## What to work on
Reproduce the records below exactly as they are written.

[Website and app data records]

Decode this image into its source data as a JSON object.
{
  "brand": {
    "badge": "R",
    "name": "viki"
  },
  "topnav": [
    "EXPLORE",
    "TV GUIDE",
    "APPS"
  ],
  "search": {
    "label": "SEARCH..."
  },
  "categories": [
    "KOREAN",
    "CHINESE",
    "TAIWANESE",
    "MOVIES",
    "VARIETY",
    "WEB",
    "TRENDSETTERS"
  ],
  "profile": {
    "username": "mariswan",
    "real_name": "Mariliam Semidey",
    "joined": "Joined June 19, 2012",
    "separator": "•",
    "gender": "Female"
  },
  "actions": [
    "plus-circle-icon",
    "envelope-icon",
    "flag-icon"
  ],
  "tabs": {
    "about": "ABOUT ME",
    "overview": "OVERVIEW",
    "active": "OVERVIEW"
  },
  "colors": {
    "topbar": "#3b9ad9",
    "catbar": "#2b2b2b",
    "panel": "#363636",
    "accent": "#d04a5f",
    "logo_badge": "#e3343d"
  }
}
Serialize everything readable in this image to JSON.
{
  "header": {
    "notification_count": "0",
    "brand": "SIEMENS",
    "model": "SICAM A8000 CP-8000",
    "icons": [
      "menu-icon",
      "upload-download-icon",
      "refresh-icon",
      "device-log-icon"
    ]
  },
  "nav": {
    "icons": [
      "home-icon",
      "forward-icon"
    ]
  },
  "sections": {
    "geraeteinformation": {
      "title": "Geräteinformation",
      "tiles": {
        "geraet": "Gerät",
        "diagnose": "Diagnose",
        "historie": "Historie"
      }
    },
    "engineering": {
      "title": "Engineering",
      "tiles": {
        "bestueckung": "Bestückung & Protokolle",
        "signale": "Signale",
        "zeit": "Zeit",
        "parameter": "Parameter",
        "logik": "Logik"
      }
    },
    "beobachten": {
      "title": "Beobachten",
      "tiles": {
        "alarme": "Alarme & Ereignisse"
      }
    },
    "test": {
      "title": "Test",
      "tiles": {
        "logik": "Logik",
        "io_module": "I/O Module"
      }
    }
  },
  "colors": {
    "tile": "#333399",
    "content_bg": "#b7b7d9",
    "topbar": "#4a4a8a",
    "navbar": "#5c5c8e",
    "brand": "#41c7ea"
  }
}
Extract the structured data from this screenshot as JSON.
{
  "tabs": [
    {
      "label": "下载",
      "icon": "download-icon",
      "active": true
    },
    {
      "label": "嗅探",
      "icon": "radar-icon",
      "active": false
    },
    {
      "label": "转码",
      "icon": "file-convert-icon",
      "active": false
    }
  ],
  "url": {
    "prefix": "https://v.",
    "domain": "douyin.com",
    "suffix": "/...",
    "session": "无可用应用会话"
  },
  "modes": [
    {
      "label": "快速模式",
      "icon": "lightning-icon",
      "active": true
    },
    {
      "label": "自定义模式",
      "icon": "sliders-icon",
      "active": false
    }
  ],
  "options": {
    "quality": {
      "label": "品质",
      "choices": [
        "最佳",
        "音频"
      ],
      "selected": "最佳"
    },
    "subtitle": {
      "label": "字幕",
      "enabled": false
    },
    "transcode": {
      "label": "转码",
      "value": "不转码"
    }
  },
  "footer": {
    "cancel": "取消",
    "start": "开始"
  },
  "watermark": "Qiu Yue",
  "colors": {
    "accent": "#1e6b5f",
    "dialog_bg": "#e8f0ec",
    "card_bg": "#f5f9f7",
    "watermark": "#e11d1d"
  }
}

## Finished exercise
Decode this image into its source data as a JSON object.
{
  "brand": {
    "badge": "R",
    "name": "viki"
  },
  "topnav": [
    "EXPLORE",
    "TV GUIDE",
    "APPS"
  ],
  "search": {
    "label": "SEARCH..."
  },
  "categories": [
    "KOREAN",
    "CHINESE",
    "TAIWANESE",
    "MOVIES",
    "VARIETY",
    "WEB",
    "TRENDSETTERS"
  ],
  "profile": {
    "username": "mariswan",
    "real_name": "Mariliam Semidey",
    "joined": "Joined June 19, 2012",
    "separator": "•",
    "gender": "Female"
  },
  "actions": [
    "plus-circle-icon",
    "envelope-icon",
    "flag-icon"
  ],
  "tabs": {
    "about": "ABOUT ME",
    "overview": "OVERVIEW",
    "active": "OVERVIEW"
  },
  "colors": {
    "topbar": "#3b9ad9",
    "catbar": "#2b2b2b",
    "panel": "#363636",
    "accent": "#d04a5f",
    "logo_badge": "#e3343d"
  }
}
Serialize everything readable in this image to JSON.
{
  "header": {
    "notification_count": "0",
    "brand": "SIEMENS",
    "model": "SICAM A8000 CP-8000",
    "icons": [
      "menu-icon",
      "upload-download-icon",
      "refresh-icon",
      "device-log-icon"
    ]
  },
  "nav": {
    "icons": [
      "home-icon",
      "forward-icon"
    ]
  },
  "sections": {
    "geraeteinformation": {
      "title": "Geräteinformation",
      "tiles": {
        "geraet": "Gerät",
        "diagnose": "Diagnose",
        "historie": "Historie"
      }
    },
    "engineering": {
      "title": "Engineering",
      "tiles": {
        "bestueckung": "Bestückung & Protokolle",
        "signale": "Signale",
        "zeit": "Zeit",
        "parameter": "Parameter",
        "logik": "Logik"
      }
    },
    "beobachten": {
      "title": "Beobachten",
      "tiles": {
        "alarme": "Alarme & Ereignisse"
      }
    },
    "test": {
      "title": "Test",
      "tiles": {
        "logik": "Logik",
        "io_module": "I/O Module"
      }
    }
  },
  "colors": {
    "tile": "#333399",
    "content_bg": "#b7b7d9",
    "topbar": "#4a4a8a",
    "navbar": "#5c5c8e",
    "brand": "#41c7ea"
  }
}
Extract the structured data from this screenshot as JSON.
{
  "tabs": [
    {
      "label": "下载",
      "icon": "download-icon",
      "active": true
    },
    {
      "label": "嗅探",
      "icon": "radar-icon",
      "active": false
    },
    {
      "label": "转码",
      "icon": "file-convert-icon",
      "active": false
    }
  ],
  "url": {
    "prefix": "https://v.",
    "domain": "douyin.com",
    "suffix": "/...",
    "session": "无可用应用会话"
  },
  "modes": [
    {
      "label": "快速模式",
      "icon": "lightning-icon",
      "active": true
    },
    {
      "label": "自定义模式",
      "icon": "sliders-icon",
      "active": false
    }
  ],
  "options": {
    "quality": {
      "label": "品质",
      "choices": [
        "最佳",
        "音频"
      ],
      "selected": "最佳"
    },
    "subtitle": {
      "label": "字幕",
      "enabled": false
    },
    "transcode": {
      "label": "转码",
      "value": "不转码"
    }
  },
  "footer": {
    "cancel": "取消",
    "start": "开始"
  },
  "watermark": "Qiu Yue",
  "colors": {
    "accent": "#1e6b5f",
    "dialog_bg": "#e8f0ec",
    "card_bg": "#f5f9f7",
    "watermark": "#e11d1d"
  }
}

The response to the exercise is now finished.